Hi Italo, hope all is well. My question is in regards to silver (white bass). I know that you have said they are good eating, I am wondering why they are frowned upon by so many people. I have heard things from them tasting like mud to them having higher levels of mercury And other pollutants. Some people say they are not bad if eaten fresh but horrible if frozen? Almost everyone I talk to would not even consider eating them. I did try one small one that I caught and thought it was great. Can you please give me your take on this. ThanksPosted on May 23rd, 2017

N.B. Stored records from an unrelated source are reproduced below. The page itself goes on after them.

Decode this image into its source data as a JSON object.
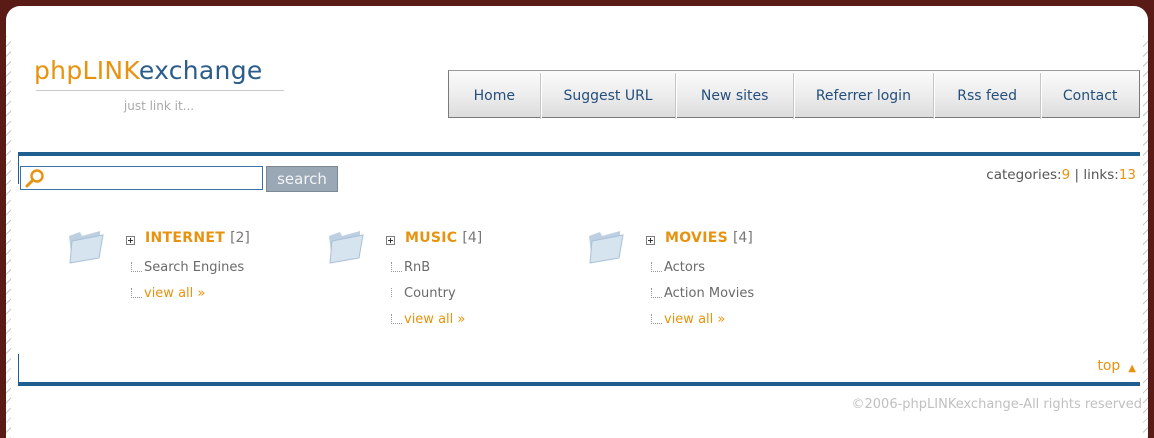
{
  "brand": {
    "name_part1": "phpLINK",
    "name_part2": "exchange",
    "tagline": "just link it..."
  },
  "nav": {
    "items": [
      {
        "label": "Home"
      },
      {
        "label": "Suggest URL"
      },
      {
        "label": "New sites"
      },
      {
        "label": "Referrer login"
      },
      {
        "label": "Rss feed"
      },
      {
        "label": "Contact"
      }
    ]
  },
  "search": {
    "value": "",
    "placeholder": "",
    "button_label": "search"
  },
  "stats": {
    "categories_label": "categories:",
    "categories_count": "9",
    "separator": " | ",
    "links_label": "links:",
    "links_count": "13"
  },
  "categories": [
    {
      "name": "INTERNET",
      "count": "[2]",
      "subs": [
        "Search Engines"
      ],
      "view_all": "view all »"
    },
    {
      "name": "MUSIC",
      "count": "[4]",
      "subs": [
        "RnB",
        "Country"
      ],
      "view_all": "view all »"
    },
    {
      "name": "MOVIES",
      "count": "[4]",
      "subs": [
        "Actors",
        "Action Movies"
      ],
      "view_all": "view all »"
    }
  ],
  "top_link": {
    "label": "top",
    "arrow": "▲"
  },
  "footer": {
    "text": "©2006-phpLINKexchange-All rights reserved"
  },
  "colors": {
    "accent": "#e8930f",
    "link": "#244f7c",
    "frame": "#1f5f8f",
    "background": "#5a1a16"
  }
}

Hi Rad, I have learned that everyone is entitled to their opinion, no matter what it’s base on. I bet some people that frown on eating them have never tried them! All I can do is speak for myself and friends who look forward to enjoying White Bass when they are plentiful in most Great Lakes harbors, off piers and especially in moving water areas.
I can confirm they have a white, solid flesh much like saltwater snapper. They are delicious deep-fried, pan-fried & steamed with rice. People enjoy them as fillets and fish-fingers and also whole, gut/gilled/scaled. Regarding contaminants, there is a scientific principle of “bio-accumulation”. That principle is that the larger a fish gets that it’s smaller fish, the more small fish it eats. If the small fish have small levels of contaminants, if a large fish eats a lot of them (like Great Lakes Chinook eating their body-weight of baitfish weekly), the higher the build-up of contaminants in the larger fish. According to this principle a fish like a White bass that may a maximum size of 19″ and relatively short life span, cannot build up as much toxins as a larger walleye, bass, salmon or trout that grows bigger and lives longer. Many ethnic angler capitalize on the seasonal White bass runs because they know how good they are and how expensive they are to buy in the grocery store starting at $4/lb….God bless you.